A documentary about the trailblazing athlete Althea Gibson.
Her near-win was marked with the kind of drama usually reserved for warring mythological gods: dark clouds stormed the sun, thunder roared, thick drops of rain pelted the ground, and lightning struck one of the iconic cement eagles of the stadium’s facade and sent it hurtling to the ground. Even Althea, who resisted defining her career in terms of racial politics, later reflected that it might have been 'an omen that times was changing'.
The first black tennis player to compete at this elite level, Althea slammed her way through the colour barrier into the world of international tennis. With a style of play she described as 'aggressive, dynamic, and mean', Althea brought a fierce athleticism to the women’s game, ushering in a new era in the sport. Her singles win at Wimbledon drew the attention of the world and a ticker-tape parade along Broadway.
Rex Miller’s Altheadoes more than celebrate a trailblazer in the world of sports. With rarely seen archival photographs and interviews with those closest to Althea, Miller creates a rich portrait of the African American community of 1950‘s Harlem who saw her potential and nurtured her talent – including the exclusive Cosmopolitan Tennis club, where the black professional elite pursued tennis on private courts of their own. Though her rough edges may have alienated some, Althea also inspired fierce loyalty.
Althea is a tribute to the remarkable friendships and mentors who made her transformation from a street kid to the Queen of the Courts a reality.
"I have watched Althea three times... With each viewing, I also came away with an unshakable sadness."

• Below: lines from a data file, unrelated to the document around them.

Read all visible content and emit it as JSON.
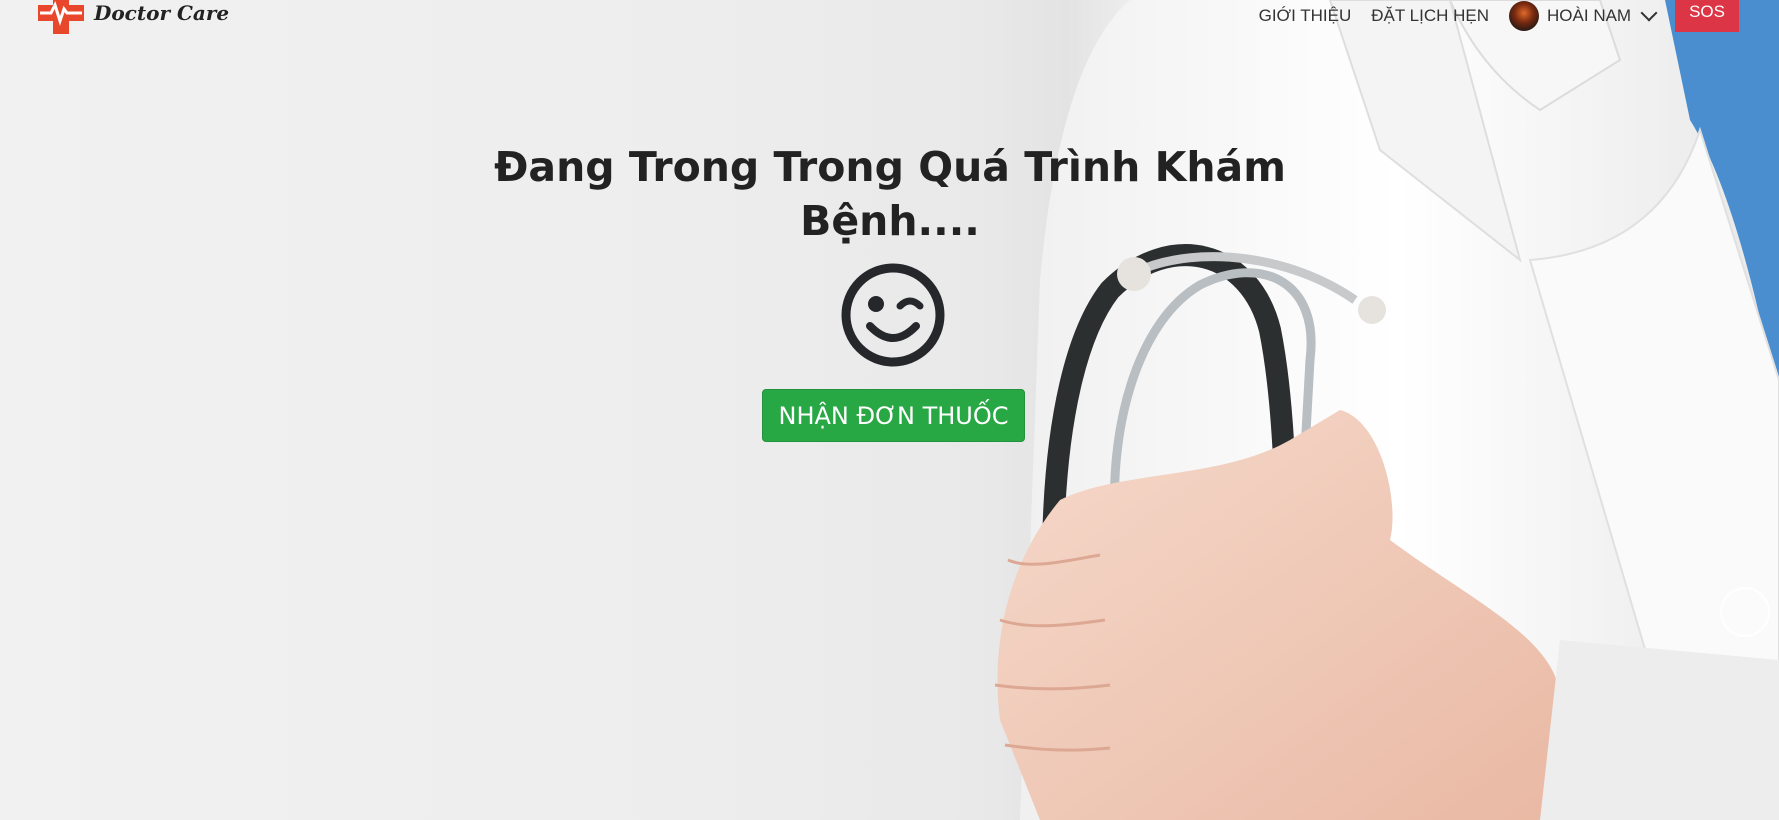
{
  "brand": {
    "name": "Doctor Care",
    "accent": "#e8472b"
  },
  "nav": {
    "links": [
      "GIỚI THIỆU",
      "ĐẶT LỊCH HẸN"
    ],
    "user_name": "HOÀI NAM",
    "sos_label": "SOS",
    "sos_color": "#dc3545"
  },
  "hero": {
    "title_line1": "Đang Trong Trong Quá Trình Khám",
    "title_line2": "Bệnh....",
    "icon": "wink-icon",
    "button_label": "NHẬN ĐƠN THUỐC",
    "button_color": "#28a745"
  }
}
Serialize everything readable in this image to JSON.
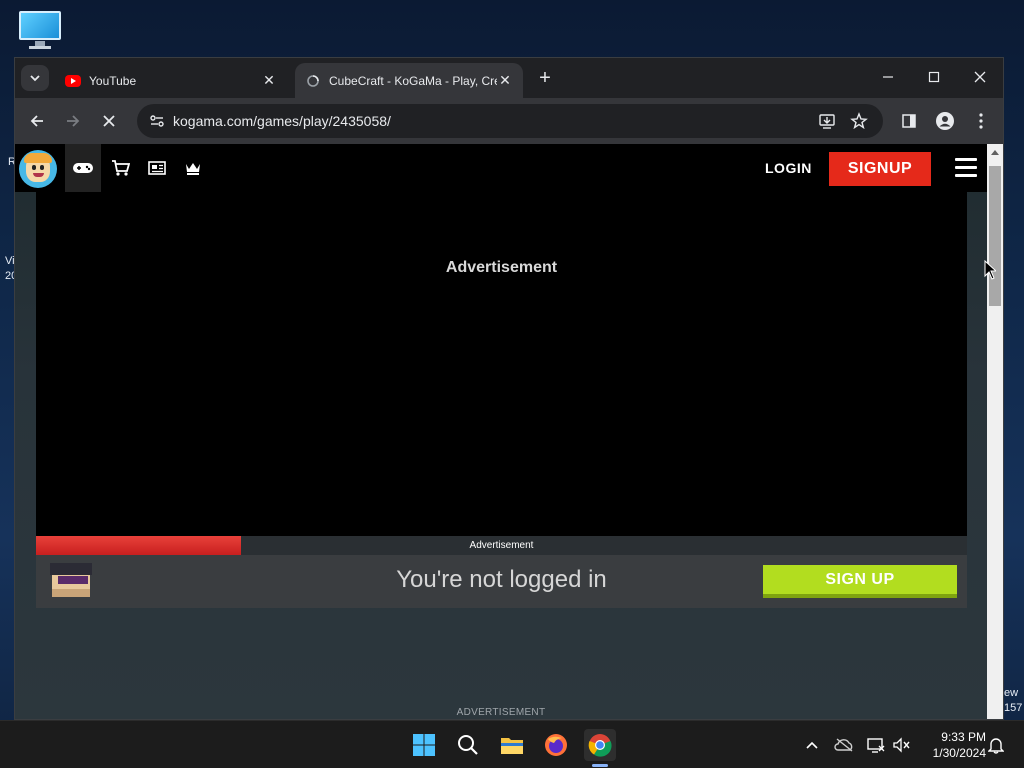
{
  "desktop": {
    "left_fragments": [
      "R",
      "Vi",
      "20"
    ],
    "right_fragments": [
      "ew",
      "157"
    ]
  },
  "browser": {
    "tabs": [
      {
        "title": "YouTube",
        "close": "✕"
      },
      {
        "title": "CubeCraft - KoGaMa - Play, Cre",
        "close": "✕"
      }
    ],
    "new_tab": "+",
    "url": "kogama.com/games/play/2435058/"
  },
  "page": {
    "nav": {
      "login_label": "LOGIN",
      "signup_label": "SIGNUP"
    },
    "ad_title": "Advertisement",
    "progress": {
      "label": "Advertisement",
      "percent": 22
    },
    "login_bar": {
      "message": "You're not logged in",
      "signup_label": "SIGN UP"
    },
    "footer_ad": "ADVERTISEMENT"
  },
  "taskbar": {
    "time": "9:33 PM",
    "date": "1/30/2024"
  },
  "colors": {
    "signup_red": "#e5291a",
    "signup_green": "#b2dd1f",
    "progress_red": "#e8413a"
  }
}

WILLIAM RHODEN, THE NEW YORK TIMES
"You don't have to love sports to be compelled by Althea's story."
BILLIE JEAN KING